• **What to produce**
Copy the entries below verbatim, omitting any pictures they contain.

• **Task input**
▶

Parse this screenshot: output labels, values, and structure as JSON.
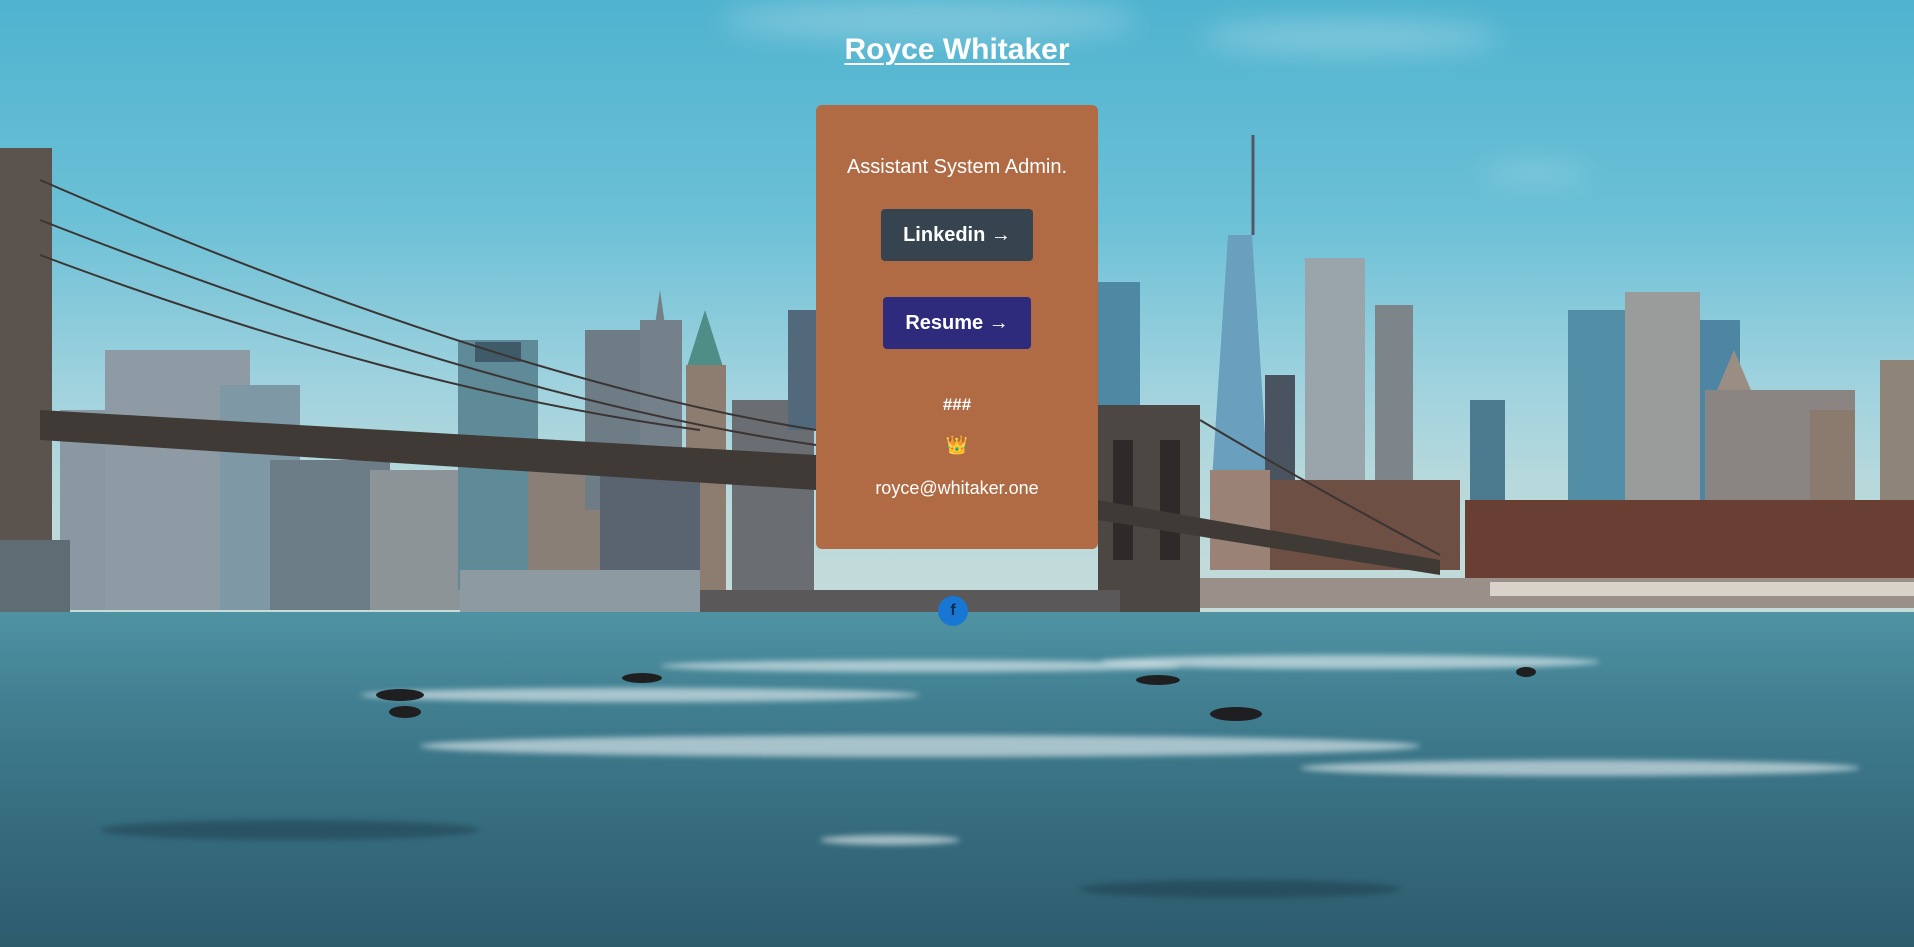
{
  "header": {
    "title": "Royce Whitaker"
  },
  "card": {
    "role": "Assistant System Admin.",
    "linkedin_label": "Linkedin →",
    "resume_label": "Resume →",
    "hashes": "###",
    "crown_icon": "👑",
    "email": "royce@whitaker.one"
  },
  "social": {
    "facebook_icon": "f"
  },
  "colors": {
    "card_bg": "#b06b45",
    "linkedin_bg": "#35444e",
    "resume_bg": "#2e2a7c",
    "facebook": "#1877d2"
  },
  "icons": {
    "crown": "crown-icon",
    "facebook": "facebook-icon"
  }
}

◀

• **Response area**
Parse this screenshot: output labels, values, and structure as JSON.
{
  "header": {
    "title": "Royce Whitaker"
  },
  "card": {
    "role": "Assistant System Admin.",
    "linkedin_label": "Linkedin →",
    "resume_label": "Resume →",
    "hashes": "###",
    "crown_icon": "👑",
    "email": "royce@whitaker.one"
  },
  "social": {
    "facebook_icon": "f"
  },
  "colors": {
    "card_bg": "#b06b45",
    "linkedin_bg": "#35444e",
    "resume_bg": "#2e2a7c",
    "facebook": "#1877d2"
  },
  "icons": {
    "crown": "crown-icon",
    "facebook": "facebook-icon"
  }
}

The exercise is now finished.